DATA FOR THE TASK section start

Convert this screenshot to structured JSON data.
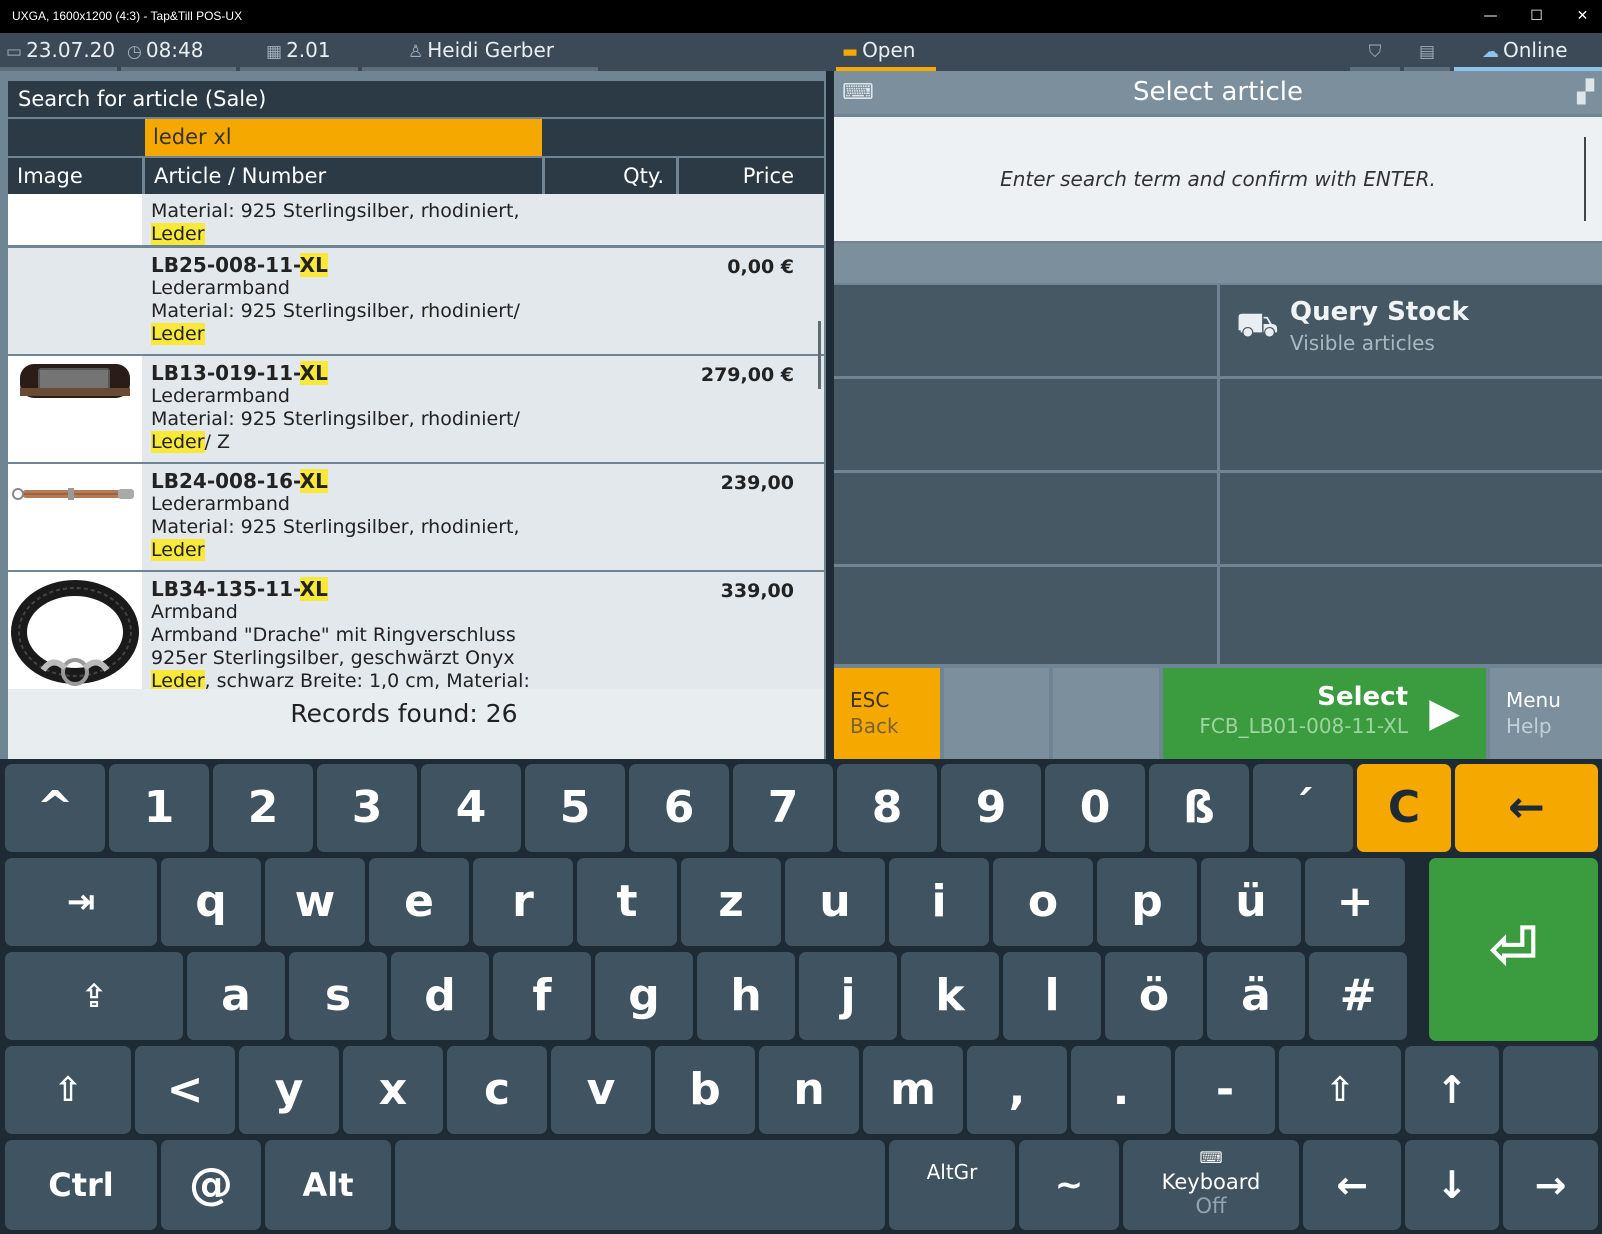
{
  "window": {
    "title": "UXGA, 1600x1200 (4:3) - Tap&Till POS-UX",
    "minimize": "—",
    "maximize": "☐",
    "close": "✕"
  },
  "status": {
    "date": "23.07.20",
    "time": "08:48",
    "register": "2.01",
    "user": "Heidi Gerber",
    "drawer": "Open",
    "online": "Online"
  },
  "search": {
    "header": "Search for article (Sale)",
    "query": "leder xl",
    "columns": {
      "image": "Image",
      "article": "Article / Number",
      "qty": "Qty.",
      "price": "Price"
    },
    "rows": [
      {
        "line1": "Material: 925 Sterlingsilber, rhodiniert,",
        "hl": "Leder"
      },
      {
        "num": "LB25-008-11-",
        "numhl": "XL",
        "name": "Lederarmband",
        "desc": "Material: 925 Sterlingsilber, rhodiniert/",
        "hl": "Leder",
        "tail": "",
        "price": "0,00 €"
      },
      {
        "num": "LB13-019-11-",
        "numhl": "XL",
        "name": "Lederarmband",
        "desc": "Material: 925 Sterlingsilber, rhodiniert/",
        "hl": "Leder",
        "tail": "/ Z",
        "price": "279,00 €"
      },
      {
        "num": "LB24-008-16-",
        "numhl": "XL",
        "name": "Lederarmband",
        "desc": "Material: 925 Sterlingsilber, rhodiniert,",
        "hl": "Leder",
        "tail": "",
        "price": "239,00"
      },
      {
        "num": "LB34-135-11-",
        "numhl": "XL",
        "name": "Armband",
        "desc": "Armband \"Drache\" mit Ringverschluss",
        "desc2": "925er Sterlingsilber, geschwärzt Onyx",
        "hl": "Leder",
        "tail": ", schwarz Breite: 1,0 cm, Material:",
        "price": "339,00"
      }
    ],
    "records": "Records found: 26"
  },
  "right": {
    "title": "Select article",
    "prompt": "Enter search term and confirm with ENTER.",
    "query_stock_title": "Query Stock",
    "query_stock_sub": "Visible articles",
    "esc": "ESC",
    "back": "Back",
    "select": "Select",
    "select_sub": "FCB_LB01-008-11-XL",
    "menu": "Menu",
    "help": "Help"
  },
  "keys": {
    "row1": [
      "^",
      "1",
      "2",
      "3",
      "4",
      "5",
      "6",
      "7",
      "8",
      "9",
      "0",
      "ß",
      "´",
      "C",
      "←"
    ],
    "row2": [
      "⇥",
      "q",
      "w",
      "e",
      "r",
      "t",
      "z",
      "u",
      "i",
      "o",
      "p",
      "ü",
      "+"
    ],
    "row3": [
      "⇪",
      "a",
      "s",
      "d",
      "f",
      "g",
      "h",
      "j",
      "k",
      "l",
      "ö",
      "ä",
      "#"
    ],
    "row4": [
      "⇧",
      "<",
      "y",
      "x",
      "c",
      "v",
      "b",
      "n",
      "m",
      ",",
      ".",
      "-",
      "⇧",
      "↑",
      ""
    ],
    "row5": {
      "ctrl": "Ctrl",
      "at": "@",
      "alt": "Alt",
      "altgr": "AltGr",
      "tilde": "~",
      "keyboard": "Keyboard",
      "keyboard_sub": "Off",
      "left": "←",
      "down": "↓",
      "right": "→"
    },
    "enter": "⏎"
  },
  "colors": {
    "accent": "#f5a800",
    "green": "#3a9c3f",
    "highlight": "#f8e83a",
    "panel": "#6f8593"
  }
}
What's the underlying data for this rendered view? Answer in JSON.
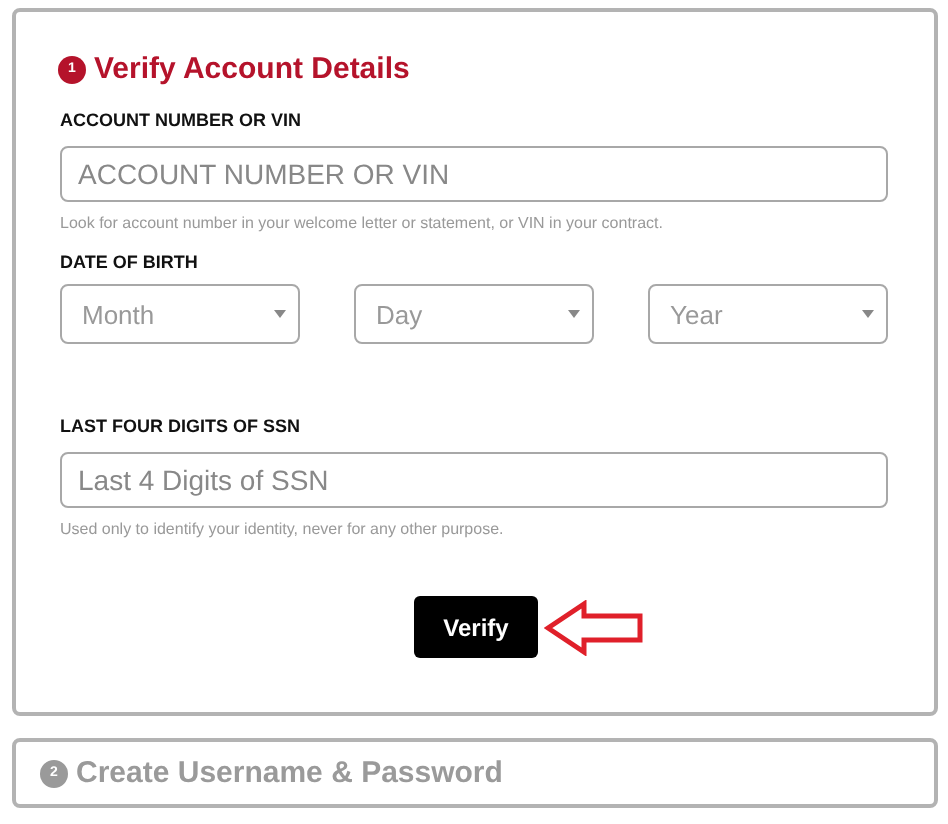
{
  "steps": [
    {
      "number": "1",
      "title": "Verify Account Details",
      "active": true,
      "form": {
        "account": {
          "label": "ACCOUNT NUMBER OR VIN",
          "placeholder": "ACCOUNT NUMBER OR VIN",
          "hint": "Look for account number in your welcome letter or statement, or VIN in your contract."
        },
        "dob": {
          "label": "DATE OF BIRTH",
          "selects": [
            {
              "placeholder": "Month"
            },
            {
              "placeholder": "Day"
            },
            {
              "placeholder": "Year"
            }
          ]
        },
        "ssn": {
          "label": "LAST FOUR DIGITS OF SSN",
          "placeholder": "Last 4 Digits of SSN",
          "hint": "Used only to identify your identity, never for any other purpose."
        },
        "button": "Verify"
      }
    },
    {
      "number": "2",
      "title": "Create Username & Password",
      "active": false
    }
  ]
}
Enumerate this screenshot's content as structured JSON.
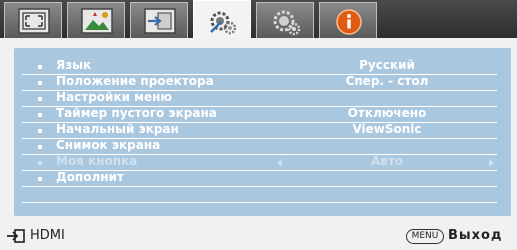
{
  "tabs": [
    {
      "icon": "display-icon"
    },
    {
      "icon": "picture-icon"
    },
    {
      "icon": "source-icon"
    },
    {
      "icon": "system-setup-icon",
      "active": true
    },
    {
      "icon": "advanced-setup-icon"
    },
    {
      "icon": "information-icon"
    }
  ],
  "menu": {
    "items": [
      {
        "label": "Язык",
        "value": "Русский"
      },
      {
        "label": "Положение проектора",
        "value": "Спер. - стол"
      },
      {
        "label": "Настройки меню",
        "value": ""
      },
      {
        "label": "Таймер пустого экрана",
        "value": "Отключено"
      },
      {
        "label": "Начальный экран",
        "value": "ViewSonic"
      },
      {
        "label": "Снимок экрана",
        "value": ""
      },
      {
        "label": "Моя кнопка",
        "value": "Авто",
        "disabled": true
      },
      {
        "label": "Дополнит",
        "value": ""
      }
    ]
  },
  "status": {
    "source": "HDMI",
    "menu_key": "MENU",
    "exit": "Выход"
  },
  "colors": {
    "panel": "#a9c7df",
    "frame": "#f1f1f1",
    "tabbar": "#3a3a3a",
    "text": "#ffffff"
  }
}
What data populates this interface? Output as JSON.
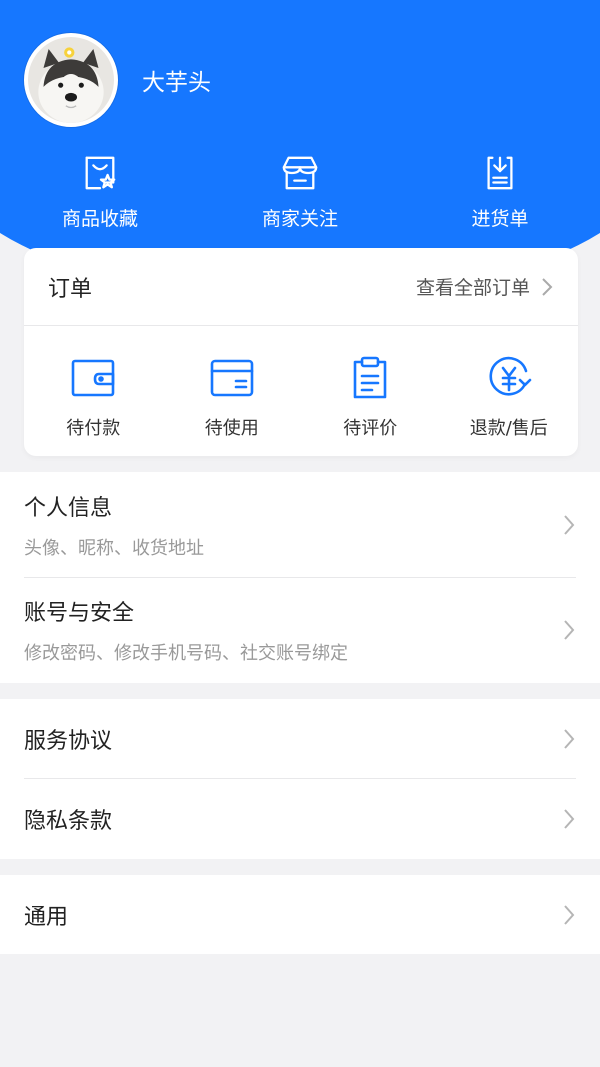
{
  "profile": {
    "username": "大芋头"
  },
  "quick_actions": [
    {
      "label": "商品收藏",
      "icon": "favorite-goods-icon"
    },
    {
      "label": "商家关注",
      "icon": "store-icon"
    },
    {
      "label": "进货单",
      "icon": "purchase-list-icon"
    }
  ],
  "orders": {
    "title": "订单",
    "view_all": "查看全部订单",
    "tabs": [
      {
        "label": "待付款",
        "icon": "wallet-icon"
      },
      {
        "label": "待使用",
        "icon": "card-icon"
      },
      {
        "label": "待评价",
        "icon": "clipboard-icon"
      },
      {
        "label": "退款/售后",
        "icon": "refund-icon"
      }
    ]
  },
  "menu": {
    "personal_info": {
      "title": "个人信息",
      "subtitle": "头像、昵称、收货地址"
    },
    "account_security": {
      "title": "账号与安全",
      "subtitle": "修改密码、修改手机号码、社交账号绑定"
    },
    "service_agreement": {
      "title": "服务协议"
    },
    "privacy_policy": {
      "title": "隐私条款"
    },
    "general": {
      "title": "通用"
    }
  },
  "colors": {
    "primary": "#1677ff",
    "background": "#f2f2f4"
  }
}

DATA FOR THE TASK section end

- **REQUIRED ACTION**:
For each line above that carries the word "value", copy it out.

- **EXERCISE RESULT**:
        "value": "Русский"
        "value": "Спер. - стол"
        "value": ""
        "value": "Отключено"
        "value": "ViewSonic"
        "value": ""
        "value": "Авто",
        "value": ""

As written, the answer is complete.